Time. “Fire,” he said quietly. Holding his breath, he gently squeezed the trigger. There was a brief kick against his shoulder, hardly even noticeable through the heavy material and air pressure of his suit…

And a sudden blossom of red exploded across his view.

Not onto the machinegunner’s faceplate. Faceplates were the obvious target, and even an untrained miner like KC could hit that. Former SAS elites, on the other hand, should he held to higher standards.

And so Pappy watched in satisfaction as the thick red paint hit, congealed, and — hopefully — jammed the firing mechanism of the machinegunner’s Kord. The rest of the paint spattered harmlessly across the gunner’s torso.

“Got him!” KC crowed.

“Great,” Pappy said. The scope image abruptly blurred as the soldier swung his weapon around — “Now duck!”

Leaving his gun stretched out across the ground, Pappy bent his knees and dropped down out of sight. Just in time; a fraction of a second later the ground around his foxhole began exploding with dust and rock chips as the Ueys opened fire.

It was a curious sensation, watching the barrage take place without even a breath of an accompanying bang-bang-bang. His own shot hadn’t been so jarring, gut-level speaking — paintball guns were pretty quiet even on Earth, and it had been easy to get used to the loss of that small chuff up here. But Kords and MP5s were horrendously noisy things, and all the three-shot bursts popping soundlessly around him gave him the eerie sensation of suddenly having been struck deaf.

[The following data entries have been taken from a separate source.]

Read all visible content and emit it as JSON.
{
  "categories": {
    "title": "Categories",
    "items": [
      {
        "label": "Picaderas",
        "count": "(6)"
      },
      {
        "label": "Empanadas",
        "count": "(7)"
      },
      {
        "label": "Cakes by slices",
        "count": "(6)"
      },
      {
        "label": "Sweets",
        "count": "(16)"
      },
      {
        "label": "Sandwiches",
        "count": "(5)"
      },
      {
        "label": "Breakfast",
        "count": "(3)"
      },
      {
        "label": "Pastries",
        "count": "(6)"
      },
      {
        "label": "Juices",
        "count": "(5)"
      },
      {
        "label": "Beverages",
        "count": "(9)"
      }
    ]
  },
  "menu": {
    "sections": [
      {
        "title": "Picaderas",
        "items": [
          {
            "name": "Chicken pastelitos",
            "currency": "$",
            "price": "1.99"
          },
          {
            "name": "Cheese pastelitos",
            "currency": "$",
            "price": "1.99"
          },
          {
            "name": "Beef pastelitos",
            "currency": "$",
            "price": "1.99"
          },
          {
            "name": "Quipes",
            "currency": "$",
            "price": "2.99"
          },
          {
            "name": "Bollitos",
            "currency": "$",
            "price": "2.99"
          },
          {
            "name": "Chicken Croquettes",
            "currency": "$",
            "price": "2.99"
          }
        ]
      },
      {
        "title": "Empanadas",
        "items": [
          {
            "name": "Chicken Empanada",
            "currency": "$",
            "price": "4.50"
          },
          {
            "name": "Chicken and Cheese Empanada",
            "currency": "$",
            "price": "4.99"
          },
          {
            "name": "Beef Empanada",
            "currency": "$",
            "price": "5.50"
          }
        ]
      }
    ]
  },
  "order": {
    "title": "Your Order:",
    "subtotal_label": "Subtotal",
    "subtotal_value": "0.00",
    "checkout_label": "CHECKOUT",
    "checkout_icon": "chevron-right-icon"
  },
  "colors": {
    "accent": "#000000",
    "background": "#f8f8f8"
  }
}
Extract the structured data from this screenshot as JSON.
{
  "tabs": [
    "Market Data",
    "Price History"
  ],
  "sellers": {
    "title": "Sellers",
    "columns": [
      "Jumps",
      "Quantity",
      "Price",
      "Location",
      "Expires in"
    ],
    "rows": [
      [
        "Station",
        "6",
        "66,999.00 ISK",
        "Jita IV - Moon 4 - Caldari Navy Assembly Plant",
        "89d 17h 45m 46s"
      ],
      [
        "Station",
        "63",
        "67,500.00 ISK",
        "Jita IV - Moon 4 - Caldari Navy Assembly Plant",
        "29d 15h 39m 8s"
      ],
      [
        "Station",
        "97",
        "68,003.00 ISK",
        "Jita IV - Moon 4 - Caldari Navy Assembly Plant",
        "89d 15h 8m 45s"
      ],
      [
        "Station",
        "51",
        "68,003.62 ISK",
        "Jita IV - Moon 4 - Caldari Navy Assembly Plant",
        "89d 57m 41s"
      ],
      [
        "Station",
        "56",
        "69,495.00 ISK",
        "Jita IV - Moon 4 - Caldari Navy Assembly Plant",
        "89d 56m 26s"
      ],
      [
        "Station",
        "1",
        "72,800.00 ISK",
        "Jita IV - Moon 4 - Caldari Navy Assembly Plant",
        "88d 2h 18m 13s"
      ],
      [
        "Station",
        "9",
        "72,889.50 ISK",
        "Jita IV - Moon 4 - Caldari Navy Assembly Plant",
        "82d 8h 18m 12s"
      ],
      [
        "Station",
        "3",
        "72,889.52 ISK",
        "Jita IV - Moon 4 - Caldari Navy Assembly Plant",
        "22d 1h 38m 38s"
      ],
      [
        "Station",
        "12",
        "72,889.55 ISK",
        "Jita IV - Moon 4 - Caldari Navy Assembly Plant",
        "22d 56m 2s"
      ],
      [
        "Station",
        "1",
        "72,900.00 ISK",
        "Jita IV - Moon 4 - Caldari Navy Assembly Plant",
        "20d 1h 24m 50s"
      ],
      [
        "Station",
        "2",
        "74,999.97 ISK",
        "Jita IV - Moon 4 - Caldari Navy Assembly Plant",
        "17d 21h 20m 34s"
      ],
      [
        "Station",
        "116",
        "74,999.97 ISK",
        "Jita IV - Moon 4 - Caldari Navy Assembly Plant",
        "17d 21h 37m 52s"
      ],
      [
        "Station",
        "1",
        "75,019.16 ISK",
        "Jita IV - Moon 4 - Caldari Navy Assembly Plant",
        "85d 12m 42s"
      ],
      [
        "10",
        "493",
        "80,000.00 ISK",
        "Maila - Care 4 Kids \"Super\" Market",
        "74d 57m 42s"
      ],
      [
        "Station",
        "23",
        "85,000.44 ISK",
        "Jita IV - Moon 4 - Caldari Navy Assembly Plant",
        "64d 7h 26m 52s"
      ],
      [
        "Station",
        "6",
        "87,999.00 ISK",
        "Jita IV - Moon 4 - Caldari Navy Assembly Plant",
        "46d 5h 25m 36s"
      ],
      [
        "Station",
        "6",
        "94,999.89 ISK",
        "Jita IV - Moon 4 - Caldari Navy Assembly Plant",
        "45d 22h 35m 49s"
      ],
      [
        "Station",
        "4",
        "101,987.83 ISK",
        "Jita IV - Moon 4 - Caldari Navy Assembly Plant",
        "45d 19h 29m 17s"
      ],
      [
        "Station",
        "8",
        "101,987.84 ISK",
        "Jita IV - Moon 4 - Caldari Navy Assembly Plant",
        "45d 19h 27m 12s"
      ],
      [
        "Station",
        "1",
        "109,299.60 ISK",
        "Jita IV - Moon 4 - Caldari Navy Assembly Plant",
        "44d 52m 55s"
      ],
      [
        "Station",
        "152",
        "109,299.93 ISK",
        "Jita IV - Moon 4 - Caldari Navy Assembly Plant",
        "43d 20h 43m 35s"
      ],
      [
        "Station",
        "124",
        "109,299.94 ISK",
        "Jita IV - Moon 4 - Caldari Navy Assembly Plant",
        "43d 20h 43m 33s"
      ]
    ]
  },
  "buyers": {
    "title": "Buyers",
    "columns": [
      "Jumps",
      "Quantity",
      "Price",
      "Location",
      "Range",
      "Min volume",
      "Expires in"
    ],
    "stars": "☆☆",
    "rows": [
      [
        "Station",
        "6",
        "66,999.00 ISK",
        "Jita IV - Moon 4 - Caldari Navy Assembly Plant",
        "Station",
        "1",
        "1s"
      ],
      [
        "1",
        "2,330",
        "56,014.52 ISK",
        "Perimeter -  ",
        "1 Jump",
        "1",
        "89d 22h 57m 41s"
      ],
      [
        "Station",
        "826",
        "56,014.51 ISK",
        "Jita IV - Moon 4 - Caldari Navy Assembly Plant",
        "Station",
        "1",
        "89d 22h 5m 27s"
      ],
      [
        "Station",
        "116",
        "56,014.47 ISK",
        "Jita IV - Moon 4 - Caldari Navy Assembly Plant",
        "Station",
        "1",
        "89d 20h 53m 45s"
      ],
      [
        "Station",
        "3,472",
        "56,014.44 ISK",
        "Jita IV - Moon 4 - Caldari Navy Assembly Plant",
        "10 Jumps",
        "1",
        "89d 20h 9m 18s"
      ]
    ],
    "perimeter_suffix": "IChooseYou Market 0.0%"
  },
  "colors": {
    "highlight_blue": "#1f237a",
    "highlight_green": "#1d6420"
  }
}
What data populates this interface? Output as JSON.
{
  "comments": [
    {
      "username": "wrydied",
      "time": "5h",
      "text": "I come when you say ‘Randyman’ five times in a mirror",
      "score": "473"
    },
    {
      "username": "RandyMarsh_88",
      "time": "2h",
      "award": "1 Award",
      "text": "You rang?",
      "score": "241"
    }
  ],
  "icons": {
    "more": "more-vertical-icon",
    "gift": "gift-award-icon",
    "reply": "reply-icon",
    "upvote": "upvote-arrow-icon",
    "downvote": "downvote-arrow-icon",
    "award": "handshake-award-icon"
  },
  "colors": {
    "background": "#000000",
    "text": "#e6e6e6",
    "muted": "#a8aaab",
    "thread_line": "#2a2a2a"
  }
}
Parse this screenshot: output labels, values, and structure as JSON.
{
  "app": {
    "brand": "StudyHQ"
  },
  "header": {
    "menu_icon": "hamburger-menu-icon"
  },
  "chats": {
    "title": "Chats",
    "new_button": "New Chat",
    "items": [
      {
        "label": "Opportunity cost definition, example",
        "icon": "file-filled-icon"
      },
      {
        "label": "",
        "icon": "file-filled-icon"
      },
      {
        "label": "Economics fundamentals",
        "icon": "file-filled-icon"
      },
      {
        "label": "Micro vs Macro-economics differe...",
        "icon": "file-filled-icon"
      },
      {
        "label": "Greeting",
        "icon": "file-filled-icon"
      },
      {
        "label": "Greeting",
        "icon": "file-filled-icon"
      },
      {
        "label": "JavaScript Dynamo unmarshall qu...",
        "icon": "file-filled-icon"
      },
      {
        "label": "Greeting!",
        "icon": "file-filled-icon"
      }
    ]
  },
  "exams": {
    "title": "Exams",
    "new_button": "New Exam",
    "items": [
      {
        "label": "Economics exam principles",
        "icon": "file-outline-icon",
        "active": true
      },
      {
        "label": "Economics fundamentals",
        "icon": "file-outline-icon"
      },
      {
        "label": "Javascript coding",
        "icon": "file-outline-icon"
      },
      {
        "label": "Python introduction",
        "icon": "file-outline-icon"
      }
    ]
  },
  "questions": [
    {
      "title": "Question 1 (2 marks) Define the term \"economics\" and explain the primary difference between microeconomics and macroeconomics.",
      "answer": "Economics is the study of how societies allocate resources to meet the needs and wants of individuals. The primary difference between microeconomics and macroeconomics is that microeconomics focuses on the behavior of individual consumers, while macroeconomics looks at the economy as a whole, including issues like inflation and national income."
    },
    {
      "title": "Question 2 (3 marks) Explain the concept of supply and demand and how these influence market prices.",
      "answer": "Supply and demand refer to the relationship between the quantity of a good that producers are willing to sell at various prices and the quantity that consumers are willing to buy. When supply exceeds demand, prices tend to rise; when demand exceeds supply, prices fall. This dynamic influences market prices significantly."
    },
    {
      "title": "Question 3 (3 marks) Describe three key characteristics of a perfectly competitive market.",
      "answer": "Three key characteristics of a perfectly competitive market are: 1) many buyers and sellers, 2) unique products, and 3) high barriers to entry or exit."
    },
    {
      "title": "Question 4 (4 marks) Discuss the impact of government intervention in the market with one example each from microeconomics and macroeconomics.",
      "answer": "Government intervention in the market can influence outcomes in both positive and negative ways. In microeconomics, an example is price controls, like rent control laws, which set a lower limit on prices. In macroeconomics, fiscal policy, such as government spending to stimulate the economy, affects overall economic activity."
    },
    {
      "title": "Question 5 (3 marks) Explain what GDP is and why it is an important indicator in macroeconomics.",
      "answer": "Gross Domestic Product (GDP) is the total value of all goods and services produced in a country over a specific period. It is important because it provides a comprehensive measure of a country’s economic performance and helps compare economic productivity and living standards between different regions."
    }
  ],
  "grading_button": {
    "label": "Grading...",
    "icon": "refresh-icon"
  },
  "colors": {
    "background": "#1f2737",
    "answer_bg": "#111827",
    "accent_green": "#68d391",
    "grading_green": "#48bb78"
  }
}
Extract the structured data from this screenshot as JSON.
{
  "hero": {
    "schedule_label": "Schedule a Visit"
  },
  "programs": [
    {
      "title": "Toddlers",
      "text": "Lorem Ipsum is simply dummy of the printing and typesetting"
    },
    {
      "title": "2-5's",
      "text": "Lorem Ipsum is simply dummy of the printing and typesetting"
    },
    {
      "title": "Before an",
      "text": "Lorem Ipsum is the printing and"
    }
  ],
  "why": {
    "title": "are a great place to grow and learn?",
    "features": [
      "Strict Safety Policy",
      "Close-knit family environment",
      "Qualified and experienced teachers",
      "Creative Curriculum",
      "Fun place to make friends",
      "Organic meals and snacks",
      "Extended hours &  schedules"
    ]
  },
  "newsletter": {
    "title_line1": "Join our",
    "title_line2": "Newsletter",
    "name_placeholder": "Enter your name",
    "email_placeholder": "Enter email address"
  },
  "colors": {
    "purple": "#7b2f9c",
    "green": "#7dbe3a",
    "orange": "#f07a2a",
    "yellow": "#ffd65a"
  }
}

Which made Morgan’s sudden voice in his ear both jarring and a welcome relief. “Here they come,” she called. “Pappy? They’re almost there.”

“Yeah, I’m here,” Pappy said. Bracing himself, he eased carefully up again. The potshots were still coming, though the sheer ferocity of that initial response had faded as the Ueys apparently decided they were wasting ammo. It was a risk to show himself, but he needed to see this.

He made it back to viewing height without anyone putting a round through his helmet. Getting a grip on his gun, he refocused the scope on his earlier target.

One glance at the soldier fumbling with the Kord’s firing mechanism was all he needed to confirm that the paintball had at least temporarily put the weapon out of action. Smiling to himself, he lowered the scope to the tank’s front wheels.

The Dunsland had sped up, just as he’d warned it might, and was lumbering toward the innocent-looking crack in the ground where he and Morgan had set their trap. “Okay, get ready,” he said. He and Morgan had examined the undercarriages of every vehicle that fit the description of Tranquility’s observers, and he had no doubt that Morgan could do this without any help from him. But he’d been in enough high-pressure situations to know that having someone standing beside you, even figuratively, was an immense psychological help. The Dunsland rolled over the crack…

At Morgan’s electronic command, the crack erupted into a spray of compressed nitrogen and multiple coils of monofilament line. Even as the cloud of gas dissipated the tank rolled squarely into the floating loops, its motion tangling them around the wheels, the axles, and into every angle and nook of the driving motors.

And with an abruptness that would probably have been accompanied by an ear-wrenching screech if the vehicle had been on pavement on Earth, the Dunsland ground to a halt.

“We got it,” Morgan breathed, sounding immensely relieved and vaguely surprised. “It worked –“

She broke off as another volley of gunfire spattered silently around the foxholes. “Down,” Pappy ordered as he again ducked.

This time, though, a single salvo seemed to be all the Ueys were willing to spend. The bullets stopped flying; carefully, Pappy raised his head.